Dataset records
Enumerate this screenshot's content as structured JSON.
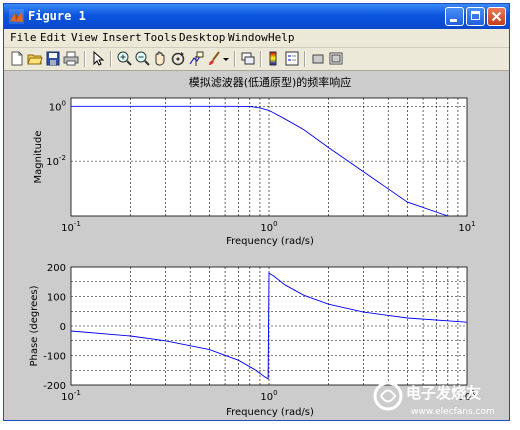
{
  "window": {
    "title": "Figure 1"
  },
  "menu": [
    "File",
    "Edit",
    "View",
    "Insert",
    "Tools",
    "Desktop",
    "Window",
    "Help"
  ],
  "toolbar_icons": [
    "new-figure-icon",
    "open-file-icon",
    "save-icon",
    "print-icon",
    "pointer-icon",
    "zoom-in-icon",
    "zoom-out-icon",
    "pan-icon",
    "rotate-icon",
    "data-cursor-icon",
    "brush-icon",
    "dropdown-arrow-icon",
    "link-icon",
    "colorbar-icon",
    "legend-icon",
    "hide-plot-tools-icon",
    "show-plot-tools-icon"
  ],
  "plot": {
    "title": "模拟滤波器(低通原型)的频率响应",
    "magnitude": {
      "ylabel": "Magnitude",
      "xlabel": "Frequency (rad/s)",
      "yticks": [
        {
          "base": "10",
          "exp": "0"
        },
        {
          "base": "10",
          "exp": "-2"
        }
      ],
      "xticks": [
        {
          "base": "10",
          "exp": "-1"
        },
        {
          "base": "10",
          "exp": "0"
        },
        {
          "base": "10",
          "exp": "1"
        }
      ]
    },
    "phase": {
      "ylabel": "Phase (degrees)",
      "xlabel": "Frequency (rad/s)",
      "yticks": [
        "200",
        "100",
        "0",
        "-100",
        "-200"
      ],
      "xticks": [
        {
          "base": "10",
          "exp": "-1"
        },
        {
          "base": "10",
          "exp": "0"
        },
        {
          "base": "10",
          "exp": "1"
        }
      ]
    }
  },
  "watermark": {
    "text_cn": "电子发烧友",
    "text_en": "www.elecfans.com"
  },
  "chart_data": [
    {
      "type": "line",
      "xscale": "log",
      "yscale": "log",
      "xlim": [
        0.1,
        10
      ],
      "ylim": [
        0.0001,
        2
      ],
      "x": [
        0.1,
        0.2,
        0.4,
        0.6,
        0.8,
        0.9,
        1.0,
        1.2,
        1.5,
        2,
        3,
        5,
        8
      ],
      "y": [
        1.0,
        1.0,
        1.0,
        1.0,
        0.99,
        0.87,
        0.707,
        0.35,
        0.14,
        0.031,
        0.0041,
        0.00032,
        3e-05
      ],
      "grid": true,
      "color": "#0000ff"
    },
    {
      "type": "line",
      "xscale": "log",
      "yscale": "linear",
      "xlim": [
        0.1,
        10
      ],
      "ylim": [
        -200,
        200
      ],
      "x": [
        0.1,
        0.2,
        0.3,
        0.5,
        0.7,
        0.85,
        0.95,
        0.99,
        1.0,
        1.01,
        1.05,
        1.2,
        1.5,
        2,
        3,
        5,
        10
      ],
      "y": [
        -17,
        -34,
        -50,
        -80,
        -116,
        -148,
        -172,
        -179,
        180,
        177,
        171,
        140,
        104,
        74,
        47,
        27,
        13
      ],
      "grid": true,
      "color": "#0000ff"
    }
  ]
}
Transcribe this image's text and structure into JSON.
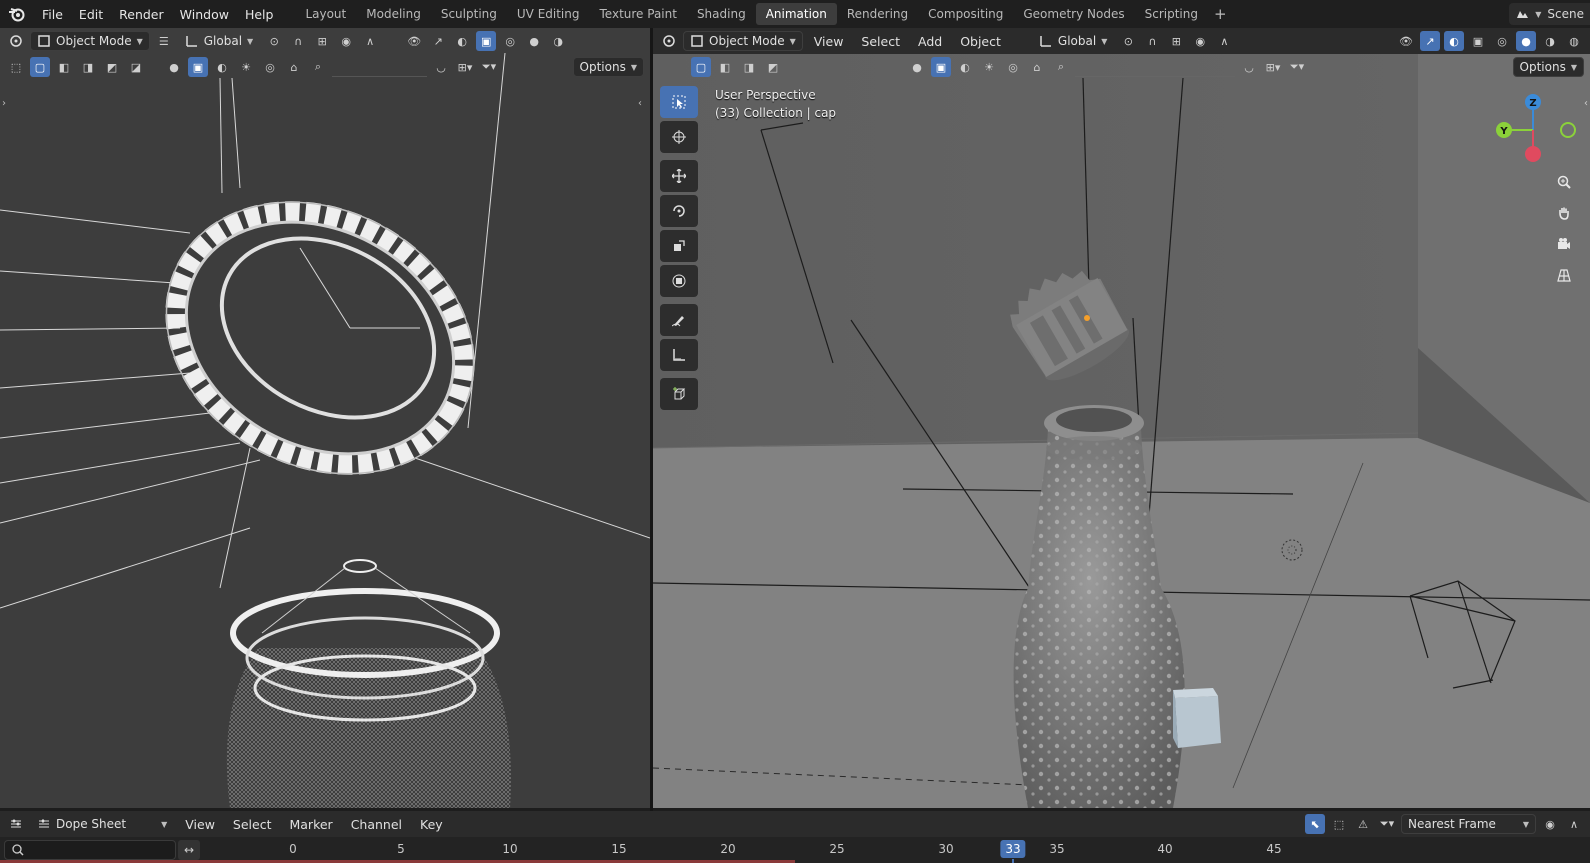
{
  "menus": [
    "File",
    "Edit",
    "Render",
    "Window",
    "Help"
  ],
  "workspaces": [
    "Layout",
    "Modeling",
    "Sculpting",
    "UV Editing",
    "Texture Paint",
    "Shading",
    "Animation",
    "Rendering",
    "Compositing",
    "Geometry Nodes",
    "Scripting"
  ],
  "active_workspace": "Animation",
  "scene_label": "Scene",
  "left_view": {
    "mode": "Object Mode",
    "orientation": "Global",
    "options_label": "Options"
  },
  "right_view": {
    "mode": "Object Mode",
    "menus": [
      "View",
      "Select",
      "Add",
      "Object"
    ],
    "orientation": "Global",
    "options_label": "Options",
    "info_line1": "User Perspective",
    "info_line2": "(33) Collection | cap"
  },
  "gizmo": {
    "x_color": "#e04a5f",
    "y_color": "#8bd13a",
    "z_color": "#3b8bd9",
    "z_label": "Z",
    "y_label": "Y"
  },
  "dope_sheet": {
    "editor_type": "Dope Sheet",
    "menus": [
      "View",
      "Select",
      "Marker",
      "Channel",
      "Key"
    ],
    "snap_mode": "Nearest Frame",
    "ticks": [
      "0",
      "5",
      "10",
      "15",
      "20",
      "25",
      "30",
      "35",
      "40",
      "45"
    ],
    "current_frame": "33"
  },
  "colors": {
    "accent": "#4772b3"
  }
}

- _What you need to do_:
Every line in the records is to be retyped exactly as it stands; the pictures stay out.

- _Task result_:
Enumerate this screenshot's content as structured JSON.
{
  "window": {
    "title": "Figure 1"
  },
  "menu": [
    "File",
    "Edit",
    "View",
    "Insert",
    "Tools",
    "Desktop",
    "Window",
    "Help"
  ],
  "toolbar_icons": [
    "new-figure-icon",
    "open-file-icon",
    "save-icon",
    "print-icon",
    "pointer-icon",
    "zoom-in-icon",
    "zoom-out-icon",
    "pan-icon",
    "rotate-icon",
    "data-cursor-icon",
    "brush-icon",
    "dropdown-arrow-icon",
    "link-icon",
    "colorbar-icon",
    "legend-icon",
    "hide-plot-tools-icon",
    "show-plot-tools-icon"
  ],
  "plot": {
    "title": "模拟滤波器(低通原型)的频率响应",
    "magnitude": {
      "ylabel": "Magnitude",
      "xlabel": "Frequency (rad/s)",
      "yticks": [
        {
          "base": "10",
          "exp": "0"
        },
        {
          "base": "10",
          "exp": "-2"
        }
      ],
      "xticks": [
        {
          "base": "10",
          "exp": "-1"
        },
        {
          "base": "10",
          "exp": "0"
        },
        {
          "base": "10",
          "exp": "1"
        }
      ]
    },
    "phase": {
      "ylabel": "Phase (degrees)",
      "xlabel": "Frequency (rad/s)",
      "yticks": [
        "200",
        "100",
        "0",
        "-100",
        "-200"
      ],
      "xticks": [
        {
          "base": "10",
          "exp": "-1"
        },
        {
          "base": "10",
          "exp": "0"
        },
        {
          "base": "10",
          "exp": "1"
        }
      ]
    }
  },
  "watermark": {
    "text_cn": "电子发烧友",
    "text_en": "www.elecfans.com"
  },
  "chart_data": [
    {
      "type": "line",
      "xscale": "log",
      "yscale": "log",
      "xlim": [
        0.1,
        10
      ],
      "ylim": [
        0.0001,
        2
      ],
      "x": [
        0.1,
        0.2,
        0.4,
        0.6,
        0.8,
        0.9,
        1.0,
        1.2,
        1.5,
        2,
        3,
        5,
        8
      ],
      "y": [
        1.0,
        1.0,
        1.0,
        1.0,
        0.99,
        0.87,
        0.707,
        0.35,
        0.14,
        0.031,
        0.0041,
        0.00032,
        3e-05
      ],
      "grid": true,
      "color": "#0000ff"
    },
    {
      "type": "line",
      "xscale": "log",
      "yscale": "linear",
      "xlim": [
        0.1,
        10
      ],
      "ylim": [
        -200,
        200
      ],
      "x": [
        0.1,
        0.2,
        0.3,
        0.5,
        0.7,
        0.85,
        0.95,
        0.99,
        1.0,
        1.01,
        1.05,
        1.2,
        1.5,
        2,
        3,
        5,
        10
      ],
      "y": [
        -17,
        -34,
        -50,
        -80,
        -116,
        -148,
        -172,
        -179,
        180,
        177,
        171,
        140,
        104,
        74,
        47,
        27,
        13
      ],
      "grid": true,
      "color": "#0000ff"
    }
  ]
}
Transcribe this image's text and structure into JSON.
{
  "menus": [
    "File",
    "Edit",
    "Render",
    "Window",
    "Help"
  ],
  "workspaces": [
    "Layout",
    "Modeling",
    "Sculpting",
    "UV Editing",
    "Texture Paint",
    "Shading",
    "Animation",
    "Rendering",
    "Compositing",
    "Geometry Nodes",
    "Scripting"
  ],
  "active_workspace": "Animation",
  "scene_label": "Scene",
  "left_view": {
    "mode": "Object Mode",
    "orientation": "Global",
    "options_label": "Options"
  },
  "right_view": {
    "mode": "Object Mode",
    "menus": [
      "View",
      "Select",
      "Add",
      "Object"
    ],
    "orientation": "Global",
    "options_label": "Options",
    "info_line1": "User Perspective",
    "info_line2": "(33) Collection | cap"
  },
  "gizmo": {
    "x_color": "#e04a5f",
    "y_color": "#8bd13a",
    "z_color": "#3b8bd9",
    "z_label": "Z",
    "y_label": "Y"
  },
  "dope_sheet": {
    "editor_type": "Dope Sheet",
    "menus": [
      "View",
      "Select",
      "Marker",
      "Channel",
      "Key"
    ],
    "snap_mode": "Nearest Frame",
    "ticks": [
      "0",
      "5",
      "10",
      "15",
      "20",
      "25",
      "30",
      "35",
      "40",
      "45"
    ],
    "current_frame": "33"
  },
  "colors": {
    "accent": "#4772b3"
  }
}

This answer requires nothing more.